DATA SHOWN Block Start

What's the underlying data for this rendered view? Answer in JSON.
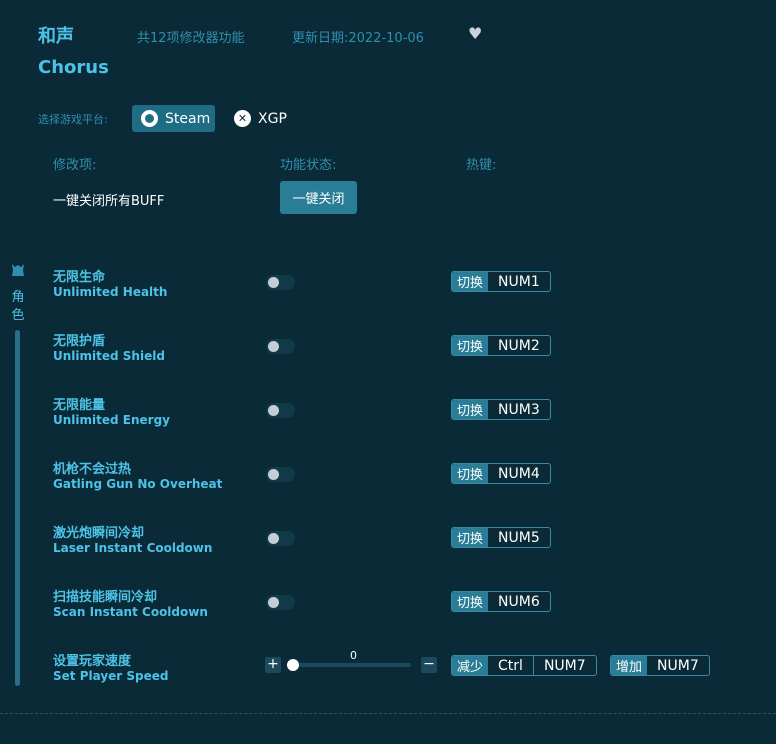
{
  "header": {
    "title_cn": "和声",
    "title_en": "Chorus",
    "feature_count": "共12项修改器功能",
    "update_date": "更新日期:2022-10-06",
    "favorite_icon": "heart-icon"
  },
  "platform": {
    "label": "选择游戏平台:",
    "options": [
      {
        "label": "Steam",
        "icon": "steam-icon",
        "selected": true
      },
      {
        "label": "XGP",
        "icon": "xbox-icon",
        "selected": false
      }
    ]
  },
  "columns": {
    "option": "修改项:",
    "status": "功能状态:",
    "hotkey": "热键:"
  },
  "global": {
    "label": "一键关闭所有BUFF",
    "button": "一键关闭"
  },
  "sidebar": {
    "icon": "character-icon",
    "label_1": "角",
    "label_2": "色"
  },
  "options": [
    {
      "cn": "无限生命",
      "en": "Unlimited Health",
      "on": false,
      "action": "切换",
      "key": "NUM1"
    },
    {
      "cn": "无限护盾",
      "en": "Unlimited Shield",
      "on": false,
      "action": "切换",
      "key": "NUM2"
    },
    {
      "cn": "无限能量",
      "en": "Unlimited Energy",
      "on": false,
      "action": "切换",
      "key": "NUM3"
    },
    {
      "cn": "机枪不会过热",
      "en": "Gatling Gun No Overheat",
      "on": false,
      "action": "切换",
      "key": "NUM4"
    },
    {
      "cn": "激光炮瞬间冷却",
      "en": "Laser Instant Cooldown",
      "on": false,
      "action": "切换",
      "key": "NUM5"
    },
    {
      "cn": "扫描技能瞬间冷却",
      "en": "Scan Instant Cooldown",
      "on": false,
      "action": "切换",
      "key": "NUM6"
    }
  ],
  "speed": {
    "cn": "设置玩家速度",
    "en": "Set Player Speed",
    "value": "0",
    "plus": "+",
    "minus": "−",
    "decrease": {
      "action": "减少",
      "mod": "Ctrl",
      "key": "NUM7"
    },
    "increase": {
      "action": "增加",
      "key": "NUM7"
    }
  },
  "colors": {
    "background": "#0b2a38",
    "accent": "#4cc3e6",
    "button": "#2a7d96"
  }
}
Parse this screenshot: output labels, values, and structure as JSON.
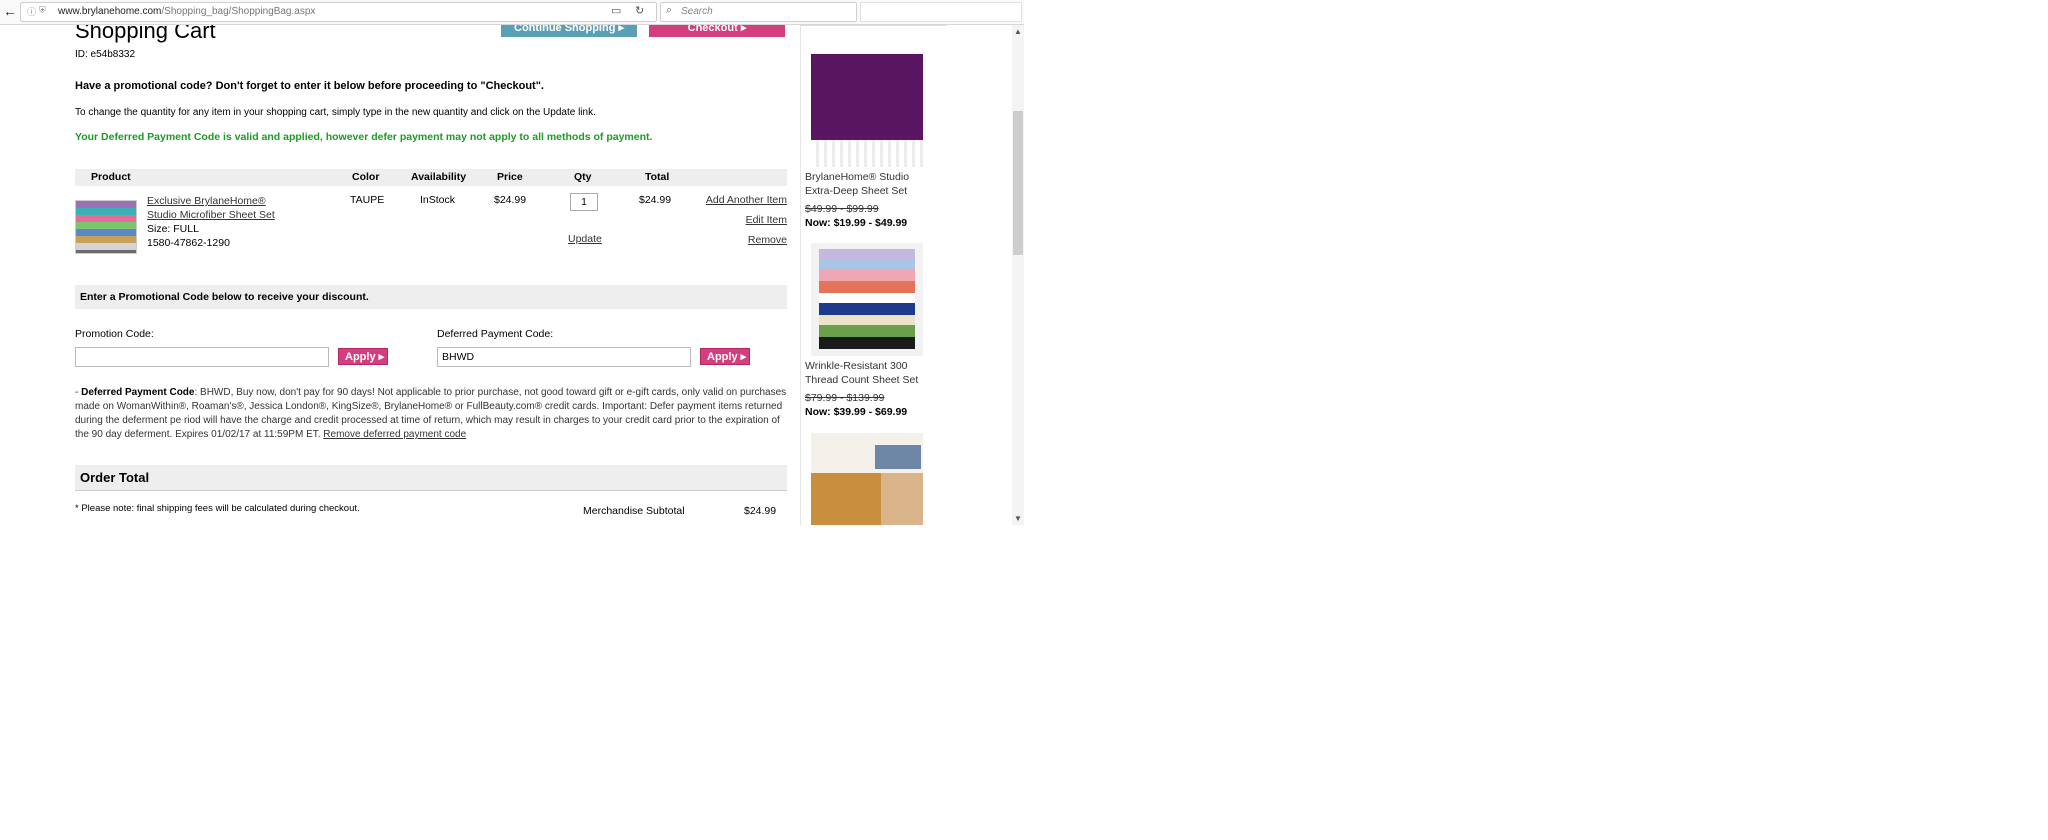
{
  "browser": {
    "url_domain": "www.brylanehome.com",
    "url_path": "/Shopping_bag/ShoppingBag.aspx",
    "search_placeholder": "Search"
  },
  "header": {
    "title": "Shopping Cart",
    "continue_label": "Continue Shopping ▸",
    "checkout_label": "Checkout ▸",
    "cart_id": "ID: e54b8332"
  },
  "messages": {
    "promo_hint": "Have a promotional code? Don't forget to enter it below before proceeding to \"Checkout\".",
    "qty_hint": "To change the quantity for any item in your shopping cart, simply type in the new quantity and click on the Update link.",
    "deferred_ok": "Your Deferred Payment Code is valid and applied, however defer payment may not apply to all methods of payment."
  },
  "table": {
    "headers": [
      "Product",
      "Color",
      "Availability",
      "Price",
      "Qty",
      "Total"
    ],
    "item": {
      "name": "Exclusive BrylaneHome® Studio Microfiber Sheet Set",
      "size": "Size: FULL",
      "sku": "1580-47862-1290",
      "color": "TAUPE",
      "availability": "InStock",
      "price": "$24.99",
      "qty": "1",
      "update": "Update",
      "total": "$24.99",
      "add_another": "Add Another Item",
      "edit": "Edit Item",
      "remove": "Remove"
    }
  },
  "promo": {
    "bar_title": "Enter a Promotional Code below to receive your discount.",
    "promo_label": "Promotion Code:",
    "promo_value": "",
    "deferred_label": "Deferred Payment Code:",
    "deferred_value": "BHWD",
    "apply_label": "Apply ▸"
  },
  "deferred_note": {
    "prefix": "- ",
    "bold": "Deferred Payment Code",
    "text": ": BHWD, Buy now, don't pay for 90 days! Not applicable to prior purchase, not good toward gift or e-gift cards, only valid on purchases made on WomanWithin®, Roaman's®, Jessica London®, KingSize®, BrylaneHome® or FullBeauty.com® credit cards. Important: Defer payment items returned during the deferment pe riod will have the charge and credit processed at time of return, which may result in charges to your credit card prior to the expiration of the 90 day deferment. Expires 01/02/17 at 11:59PM ET. ",
    "link": "Remove deferred payment code"
  },
  "order": {
    "title": "Order Total",
    "ship_note": "* Please note: final shipping fees will be calculated during checkout.",
    "subtotal_label": "Merchandise Subtotal",
    "subtotal_value": "$24.99"
  },
  "recommendations": [
    {
      "name": "BrylaneHome® Studio Extra-Deep Sheet Set",
      "old_price": "$49.99 - $99.99",
      "now_price": "Now: $19.99 - $49.99"
    },
    {
      "name": "Wrinkle-Resistant 300 Thread Count Sheet Set",
      "old_price": "$79.99 - $139.99",
      "now_price": "Now: $39.99 - $69.99"
    }
  ],
  "colors": {
    "accent_pink": "#d43d7e",
    "accent_teal": "#5b9fb5",
    "success_green": "#1e9a25"
  }
}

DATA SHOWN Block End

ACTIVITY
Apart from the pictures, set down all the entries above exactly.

WRITTEN ANSWER
What's the underlying data for this rendered view? Answer in JSON.
{
  "header": {
    "title_cn": "和声",
    "title_en": "Chorus",
    "feature_count": "共12项修改器功能",
    "update_date": "更新日期:2022-10-06",
    "favorite_icon": "heart-icon"
  },
  "platform": {
    "label": "选择游戏平台:",
    "options": [
      {
        "label": "Steam",
        "icon": "steam-icon",
        "selected": true
      },
      {
        "label": "XGP",
        "icon": "xbox-icon",
        "selected": false
      }
    ]
  },
  "columns": {
    "option": "修改项:",
    "status": "功能状态:",
    "hotkey": "热键:"
  },
  "global": {
    "label": "一键关闭所有BUFF",
    "button": "一键关闭"
  },
  "sidebar": {
    "icon": "character-icon",
    "label_1": "角",
    "label_2": "色"
  },
  "options": [
    {
      "cn": "无限生命",
      "en": "Unlimited Health",
      "on": false,
      "action": "切换",
      "key": "NUM1"
    },
    {
      "cn": "无限护盾",
      "en": "Unlimited Shield",
      "on": false,
      "action": "切换",
      "key": "NUM2"
    },
    {
      "cn": "无限能量",
      "en": "Unlimited Energy",
      "on": false,
      "action": "切换",
      "key": "NUM3"
    },
    {
      "cn": "机枪不会过热",
      "en": "Gatling Gun No Overheat",
      "on": false,
      "action": "切换",
      "key": "NUM4"
    },
    {
      "cn": "激光炮瞬间冷却",
      "en": "Laser Instant Cooldown",
      "on": false,
      "action": "切换",
      "key": "NUM5"
    },
    {
      "cn": "扫描技能瞬间冷却",
      "en": "Scan Instant Cooldown",
      "on": false,
      "action": "切换",
      "key": "NUM6"
    }
  ],
  "speed": {
    "cn": "设置玩家速度",
    "en": "Set Player Speed",
    "value": "0",
    "plus": "+",
    "minus": "−",
    "decrease": {
      "action": "减少",
      "mod": "Ctrl",
      "key": "NUM7"
    },
    "increase": {
      "action": "增加",
      "key": "NUM7"
    }
  },
  "colors": {
    "background": "#0b2a38",
    "accent": "#4cc3e6",
    "button": "#2a7d96"
  }
}
Parse this screenshot: output labels, values, and structure as JSON.
{
  "browser": {
    "url_domain": "www.brylanehome.com",
    "url_path": "/Shopping_bag/ShoppingBag.aspx",
    "search_placeholder": "Search"
  },
  "header": {
    "title": "Shopping Cart",
    "continue_label": "Continue Shopping ▸",
    "checkout_label": "Checkout ▸",
    "cart_id": "ID: e54b8332"
  },
  "messages": {
    "promo_hint": "Have a promotional code? Don't forget to enter it below before proceeding to \"Checkout\".",
    "qty_hint": "To change the quantity for any item in your shopping cart, simply type in the new quantity and click on the Update link.",
    "deferred_ok": "Your Deferred Payment Code is valid and applied, however defer payment may not apply to all methods of payment."
  },
  "table": {
    "headers": [
      "Product",
      "Color",
      "Availability",
      "Price",
      "Qty",
      "Total"
    ],
    "item": {
      "name": "Exclusive BrylaneHome® Studio Microfiber Sheet Set",
      "size": "Size: FULL",
      "sku": "1580-47862-1290",
      "color": "TAUPE",
      "availability": "InStock",
      "price": "$24.99",
      "qty": "1",
      "update": "Update",
      "total": "$24.99",
      "add_another": "Add Another Item",
      "edit": "Edit Item",
      "remove": "Remove"
    }
  },
  "promo": {
    "bar_title": "Enter a Promotional Code below to receive your discount.",
    "promo_label": "Promotion Code:",
    "promo_value": "",
    "deferred_label": "Deferred Payment Code:",
    "deferred_value": "BHWD",
    "apply_label": "Apply ▸"
  },
  "deferred_note": {
    "prefix": "- ",
    "bold": "Deferred Payment Code",
    "text": ": BHWD, Buy now, don't pay for 90 days! Not applicable to prior purchase, not good toward gift or e-gift cards, only valid on purchases made on WomanWithin®, Roaman's®, Jessica London®, KingSize®, BrylaneHome® or FullBeauty.com® credit cards. Important: Defer payment items returned during the deferment pe riod will have the charge and credit processed at time of return, which may result in charges to your credit card prior to the expiration of the 90 day deferment. Expires 01/02/17 at 11:59PM ET. ",
    "link": "Remove deferred payment code"
  },
  "order": {
    "title": "Order Total",
    "ship_note": "* Please note: final shipping fees will be calculated during checkout.",
    "subtotal_label": "Merchandise Subtotal",
    "subtotal_value": "$24.99"
  },
  "recommendations": [
    {
      "name": "BrylaneHome® Studio Extra-Deep Sheet Set",
      "old_price": "$49.99 - $99.99",
      "now_price": "Now: $19.99 - $49.99"
    },
    {
      "name": "Wrinkle-Resistant 300 Thread Count Sheet Set",
      "old_price": "$79.99 - $139.99",
      "now_price": "Now: $39.99 - $69.99"
    }
  ],
  "colors": {
    "accent_pink": "#d43d7e",
    "accent_teal": "#5b9fb5",
    "success_green": "#1e9a25"
  }
}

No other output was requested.